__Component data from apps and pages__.
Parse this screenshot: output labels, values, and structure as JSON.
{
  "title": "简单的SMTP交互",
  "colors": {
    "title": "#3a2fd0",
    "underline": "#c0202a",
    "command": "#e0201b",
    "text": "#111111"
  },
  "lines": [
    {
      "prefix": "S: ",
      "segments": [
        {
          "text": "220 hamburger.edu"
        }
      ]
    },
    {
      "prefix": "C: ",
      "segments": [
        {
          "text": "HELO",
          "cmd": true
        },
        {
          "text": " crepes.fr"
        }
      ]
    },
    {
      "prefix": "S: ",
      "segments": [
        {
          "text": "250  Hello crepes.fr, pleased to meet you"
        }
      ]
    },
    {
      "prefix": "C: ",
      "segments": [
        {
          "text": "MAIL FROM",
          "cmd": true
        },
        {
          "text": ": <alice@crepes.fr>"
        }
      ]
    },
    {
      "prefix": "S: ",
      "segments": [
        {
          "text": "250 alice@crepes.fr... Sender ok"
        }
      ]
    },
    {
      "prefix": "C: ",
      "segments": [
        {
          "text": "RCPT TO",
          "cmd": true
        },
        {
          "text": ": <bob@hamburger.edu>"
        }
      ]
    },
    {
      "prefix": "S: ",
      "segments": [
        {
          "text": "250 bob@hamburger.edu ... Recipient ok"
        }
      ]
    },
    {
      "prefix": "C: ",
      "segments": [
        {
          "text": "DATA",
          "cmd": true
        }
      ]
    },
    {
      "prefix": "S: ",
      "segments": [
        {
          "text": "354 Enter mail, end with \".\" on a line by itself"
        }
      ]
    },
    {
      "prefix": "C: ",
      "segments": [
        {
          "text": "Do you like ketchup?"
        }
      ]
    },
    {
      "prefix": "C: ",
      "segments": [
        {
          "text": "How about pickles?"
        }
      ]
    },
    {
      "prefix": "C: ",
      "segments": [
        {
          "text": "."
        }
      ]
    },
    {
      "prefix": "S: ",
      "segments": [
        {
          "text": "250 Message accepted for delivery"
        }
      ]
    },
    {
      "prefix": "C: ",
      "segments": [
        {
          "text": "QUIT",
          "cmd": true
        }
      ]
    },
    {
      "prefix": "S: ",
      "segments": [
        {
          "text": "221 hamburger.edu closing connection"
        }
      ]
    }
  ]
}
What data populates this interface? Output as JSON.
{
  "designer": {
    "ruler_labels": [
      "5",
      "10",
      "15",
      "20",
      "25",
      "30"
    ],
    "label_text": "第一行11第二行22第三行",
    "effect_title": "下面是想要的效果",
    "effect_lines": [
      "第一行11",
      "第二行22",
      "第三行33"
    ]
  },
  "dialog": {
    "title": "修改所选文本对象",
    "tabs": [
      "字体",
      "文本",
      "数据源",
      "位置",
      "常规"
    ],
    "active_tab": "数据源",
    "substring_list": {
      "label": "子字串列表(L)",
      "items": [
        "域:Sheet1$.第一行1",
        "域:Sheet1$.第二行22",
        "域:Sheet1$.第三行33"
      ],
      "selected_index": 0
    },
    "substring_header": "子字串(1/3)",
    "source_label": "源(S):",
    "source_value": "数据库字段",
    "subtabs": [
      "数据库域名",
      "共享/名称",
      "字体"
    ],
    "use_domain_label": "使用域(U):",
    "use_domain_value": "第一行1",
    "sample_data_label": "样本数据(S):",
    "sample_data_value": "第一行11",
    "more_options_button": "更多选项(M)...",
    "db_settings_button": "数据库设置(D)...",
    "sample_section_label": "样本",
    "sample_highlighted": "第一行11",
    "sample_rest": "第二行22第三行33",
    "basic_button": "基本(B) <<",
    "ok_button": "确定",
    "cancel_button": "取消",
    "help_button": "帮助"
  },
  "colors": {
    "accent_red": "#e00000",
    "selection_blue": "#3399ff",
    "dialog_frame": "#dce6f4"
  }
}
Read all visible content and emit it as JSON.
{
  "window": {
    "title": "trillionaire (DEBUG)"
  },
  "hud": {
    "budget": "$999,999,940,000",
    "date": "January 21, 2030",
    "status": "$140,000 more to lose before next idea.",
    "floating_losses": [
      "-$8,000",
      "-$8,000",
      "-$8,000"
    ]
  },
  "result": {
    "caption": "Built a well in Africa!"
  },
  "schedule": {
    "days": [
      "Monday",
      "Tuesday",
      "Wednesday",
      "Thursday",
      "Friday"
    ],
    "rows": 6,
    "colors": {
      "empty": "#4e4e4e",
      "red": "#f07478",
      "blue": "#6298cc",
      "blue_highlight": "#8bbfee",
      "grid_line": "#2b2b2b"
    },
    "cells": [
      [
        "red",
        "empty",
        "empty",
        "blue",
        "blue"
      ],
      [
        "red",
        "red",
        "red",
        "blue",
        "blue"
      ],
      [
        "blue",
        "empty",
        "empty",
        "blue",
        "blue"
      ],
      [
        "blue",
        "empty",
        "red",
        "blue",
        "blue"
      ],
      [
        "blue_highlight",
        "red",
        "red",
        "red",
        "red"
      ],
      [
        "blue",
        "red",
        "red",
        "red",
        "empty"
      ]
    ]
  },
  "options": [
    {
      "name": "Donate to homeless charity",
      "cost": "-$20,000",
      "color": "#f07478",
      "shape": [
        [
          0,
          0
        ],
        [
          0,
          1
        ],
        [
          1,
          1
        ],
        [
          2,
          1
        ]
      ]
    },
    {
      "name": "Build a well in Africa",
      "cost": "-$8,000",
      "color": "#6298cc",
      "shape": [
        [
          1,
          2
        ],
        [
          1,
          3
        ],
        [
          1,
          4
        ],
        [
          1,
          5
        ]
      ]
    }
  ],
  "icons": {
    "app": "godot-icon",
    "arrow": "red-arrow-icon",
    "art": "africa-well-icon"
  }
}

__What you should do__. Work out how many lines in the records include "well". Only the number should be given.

__Solution to this task__. 3